Friends share with me that my hometown of San Antonio was cloudlocked, and while they experienced the expected darkness of the eclipse, the shows of first contact and diamond ring and dazzling totality were all hidden behind clouds.

My eyes water even now, thinking back. After a short and glorious unobstructed view of totality, the clouds moved in to stay. In Kerrville, for four minutes and 25 seconds, we gazed at the sky in wonder, adding wishes and prayers to hope that the clouds would clear and we would see something amazing.

Did we see something amazing?

  • We saw gorgeous, amazing, mind-blowing people gathered together, made in the image of God and reflecting His glorious design.
  • We saw the sky grow dark in the middle of the day.
  • We saw wonder and delight reflected in the eyes of those we most love.
  • We saw evidence of a powerful, majestic Creator.
  • We saw hints of hope and beauty and wonder.

Our eclipse experience is more defined by clouds than anything else. We caught snippets of glory in the midst of heavy clouds.

But as I think back, with water in my eyes and gratitude in my heart, to Monday’s eclipse experience, I keep thinking about how that’s a lot like life.

We look for the once-in-a-lifetime experience. We plan for it and plot out the best spot to be and bring along the ones we love. We schedule and scheme and ponder and pray, wishing that fortune will favor the expectant.
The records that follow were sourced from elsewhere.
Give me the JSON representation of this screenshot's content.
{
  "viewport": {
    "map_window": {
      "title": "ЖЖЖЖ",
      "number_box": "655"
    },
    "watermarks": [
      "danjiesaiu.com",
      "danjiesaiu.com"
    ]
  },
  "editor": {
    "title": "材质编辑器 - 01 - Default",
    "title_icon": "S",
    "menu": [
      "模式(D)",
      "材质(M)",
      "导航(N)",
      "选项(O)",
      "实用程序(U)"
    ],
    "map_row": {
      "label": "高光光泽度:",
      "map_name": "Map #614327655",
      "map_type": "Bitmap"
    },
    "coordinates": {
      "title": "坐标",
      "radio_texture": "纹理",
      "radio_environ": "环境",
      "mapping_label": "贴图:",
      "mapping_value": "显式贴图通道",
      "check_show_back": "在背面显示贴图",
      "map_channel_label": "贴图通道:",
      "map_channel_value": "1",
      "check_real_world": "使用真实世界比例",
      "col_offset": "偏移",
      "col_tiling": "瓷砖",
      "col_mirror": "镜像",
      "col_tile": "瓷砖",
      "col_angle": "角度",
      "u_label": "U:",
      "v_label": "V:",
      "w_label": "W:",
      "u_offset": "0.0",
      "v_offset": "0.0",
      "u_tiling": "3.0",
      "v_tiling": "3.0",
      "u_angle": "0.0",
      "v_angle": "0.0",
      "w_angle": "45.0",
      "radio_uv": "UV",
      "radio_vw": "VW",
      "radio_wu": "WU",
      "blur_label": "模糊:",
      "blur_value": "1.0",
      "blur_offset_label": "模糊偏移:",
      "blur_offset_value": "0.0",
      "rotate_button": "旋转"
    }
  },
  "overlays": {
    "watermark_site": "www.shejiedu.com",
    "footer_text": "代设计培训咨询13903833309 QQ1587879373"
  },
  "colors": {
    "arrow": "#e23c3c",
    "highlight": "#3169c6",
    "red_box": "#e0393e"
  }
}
And then sometimes, on the day of all days, the clouds move in. The wind blows. There’s not a thing to do but fully enjoy the new reality and look for the wonder in the new view, to engage in this present moment and in this present gift. For even this, we give thanks.

If we had looked at the forecast and decided not to go, I would have missed out on the highlight of my year. If we had glanced at the skies and decided to stay inside, I would have missed out on the glory of reflected divinity in upturned faces. If we had cut out early because the skies were filled with clouds, I would have not been there as temperatures dropped, crickets chirped, and quiet voices whispered “woah.”

Friend, encourage your heart with truth. Are you in a situation where reality seems to eclipse your dreams and where cloudy circumstances out of your control obstruct your view? Don’t give up. The sun is still there. The wonder is just beyond the clouds. And around you, with upturned faces, are the people that reflect the glory of God. 2 Corinthians 3:18 tells us just this: “And we all, with unveiled face, beholding the glory of the Lord, are being transformed into the same image from one degree of glory to another.” Look up. Look around. Look.

  • To the dear friend in ministry, navigating yet another change and wondering if your work is making a difference: what you do matters. In Kerrville I was surprised to discover that a quarter of those gathered were from out of the country, and another quarter was from out of state. You won’t often know the breadth of your reach. God’s impact through you is incredible and expansive.
  • To the dear parent, pondering how to disciple a young heart amidst the reality that you’re just as new at parenting as your kid is at living: Jesus is for you.
  • To the dear friend in the middle of your task list, swimming through the urgencies of the day and afraid that your dreams are too big and too out-of-touch with reality: you’re making a difference.

May the clouds in your day simply add a layer of wonder to your view. May you trust that, above the clouds, the sun shines. And may you look at your present moment, with the people you love and the vision you hold in your heart, and embrace it with joy.

God placed you directly where you are, with the people He loves, to include you in the work He is doing.

The next time an eclipse travels across the lower United States, I will be 65. My oldest will be 33. We’ve decided, Lord willing, that we’re going to meet up for the next one. Until then, I’ll be looking for the glory.

Presently Engaged Podcast

Short, friendly encouragement to live intentionally right where you are!